WHAT YOU WILL DO |
Starting from the first line, set down the entire listing exactly.

━━━━━━

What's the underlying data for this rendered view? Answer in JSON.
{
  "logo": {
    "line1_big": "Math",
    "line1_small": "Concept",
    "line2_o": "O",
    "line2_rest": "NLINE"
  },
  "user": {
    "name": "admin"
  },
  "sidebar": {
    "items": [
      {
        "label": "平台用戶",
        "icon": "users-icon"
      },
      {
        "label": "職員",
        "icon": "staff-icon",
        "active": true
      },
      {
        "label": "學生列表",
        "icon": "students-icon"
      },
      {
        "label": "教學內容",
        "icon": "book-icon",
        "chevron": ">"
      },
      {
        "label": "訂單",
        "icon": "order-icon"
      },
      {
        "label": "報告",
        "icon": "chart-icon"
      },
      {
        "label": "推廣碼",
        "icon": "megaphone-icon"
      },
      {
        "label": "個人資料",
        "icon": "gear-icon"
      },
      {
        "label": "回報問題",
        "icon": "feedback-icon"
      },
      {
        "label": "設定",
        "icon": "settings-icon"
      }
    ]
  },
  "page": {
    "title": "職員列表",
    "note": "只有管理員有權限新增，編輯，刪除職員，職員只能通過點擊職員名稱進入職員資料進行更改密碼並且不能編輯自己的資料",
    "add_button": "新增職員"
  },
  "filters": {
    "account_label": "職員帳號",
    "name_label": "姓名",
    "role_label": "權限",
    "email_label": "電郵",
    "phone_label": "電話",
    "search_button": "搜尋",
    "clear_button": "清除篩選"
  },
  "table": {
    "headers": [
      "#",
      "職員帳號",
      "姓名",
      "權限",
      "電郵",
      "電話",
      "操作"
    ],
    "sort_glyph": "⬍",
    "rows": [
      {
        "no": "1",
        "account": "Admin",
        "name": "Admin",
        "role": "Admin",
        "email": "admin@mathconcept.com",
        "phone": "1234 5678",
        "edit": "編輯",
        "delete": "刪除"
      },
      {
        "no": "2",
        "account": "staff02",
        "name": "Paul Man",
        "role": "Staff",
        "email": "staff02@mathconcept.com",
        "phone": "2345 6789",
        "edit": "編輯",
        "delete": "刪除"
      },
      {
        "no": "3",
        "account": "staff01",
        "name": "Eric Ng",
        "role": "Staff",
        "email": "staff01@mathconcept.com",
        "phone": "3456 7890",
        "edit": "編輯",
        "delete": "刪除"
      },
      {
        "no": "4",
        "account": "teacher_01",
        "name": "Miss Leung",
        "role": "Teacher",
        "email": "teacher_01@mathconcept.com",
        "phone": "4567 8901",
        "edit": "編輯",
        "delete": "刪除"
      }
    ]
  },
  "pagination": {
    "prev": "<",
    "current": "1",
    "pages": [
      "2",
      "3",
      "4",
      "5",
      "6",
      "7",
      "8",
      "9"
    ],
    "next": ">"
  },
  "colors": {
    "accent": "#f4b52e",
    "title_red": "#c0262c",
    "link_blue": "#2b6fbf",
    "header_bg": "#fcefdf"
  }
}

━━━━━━

SOLUTION TO THE PROBLEM |
What's the underlying data for this rendered view? Answer in JSON.
{
  "logo": {
    "line1_big": "Math",
    "line1_small": "Concept",
    "line2_o": "O",
    "line2_rest": "NLINE"
  },
  "user": {
    "name": "admin"
  },
  "sidebar": {
    "items": [
      {
        "label": "平台用戶",
        "icon": "users-icon"
      },
      {
        "label": "職員",
        "icon": "staff-icon",
        "active": true
      },
      {
        "label": "學生列表",
        "icon": "students-icon"
      },
      {
        "label": "教學內容",
        "icon": "book-icon",
        "chevron": ">"
      },
      {
        "label": "訂單",
        "icon": "order-icon"
      },
      {
        "label": "報告",
        "icon": "chart-icon"
      },
      {
        "label": "推廣碼",
        "icon": "megaphone-icon"
      },
      {
        "label": "個人資料",
        "icon": "gear-icon"
      },
      {
        "label": "回報問題",
        "icon": "feedback-icon"
      },
      {
        "label": "設定",
        "icon": "settings-icon"
      }
    ]
  },
  "page": {
    "title": "職員列表",
    "note": "只有管理員有權限新增，編輯，刪除職員，職員只能通過點擊職員名稱進入職員資料進行更改密碼並且不能編輯自己的資料",
    "add_button": "新增職員"
  },
  "filters": {
    "account_label": "職員帳號",
    "name_label": "姓名",
    "role_label": "權限",
    "email_label": "電郵",
    "phone_label": "電話",
    "search_button": "搜尋",
    "clear_button": "清除篩選"
  },
  "table": {
    "headers": [
      "#",
      "職員帳號",
      "姓名",
      "權限",
      "電郵",
      "電話",
      "操作"
    ],
    "sort_glyph": "⬍",
    "rows": [
      {
        "no": "1",
        "account": "Admin",
        "name": "Admin",
        "role": "Admin",
        "email": "admin@mathconcept.com",
        "phone": "1234 5678",
        "edit": "編輯",
        "delete": "刪除"
      },
      {
        "no": "2",
        "account": "staff02",
        "name": "Paul Man",
        "role": "Staff",
        "email": "staff02@mathconcept.com",
        "phone": "2345 6789",
        "edit": "編輯",
        "delete": "刪除"
      },
      {
        "no": "3",
        "account": "staff01",
        "name": "Eric Ng",
        "role": "Staff",
        "email": "staff01@mathconcept.com",
        "phone": "3456 7890",
        "edit": "編輯",
        "delete": "刪除"
      },
      {
        "no": "4",
        "account": "teacher_01",
        "name": "Miss Leung",
        "role": "Teacher",
        "email": "teacher_01@mathconcept.com",
        "phone": "4567 8901",
        "edit": "編輯",
        "delete": "刪除"
      }
    ]
  },
  "pagination": {
    "prev": "<",
    "current": "1",
    "pages": [
      "2",
      "3",
      "4",
      "5",
      "6",
      "7",
      "8",
      "9"
    ],
    "next": ">"
  },
  "colors": {
    "accent": "#f4b52e",
    "title_red": "#c0262c",
    "link_blue": "#2b6fbf",
    "header_bg": "#fcefdf"
  }
}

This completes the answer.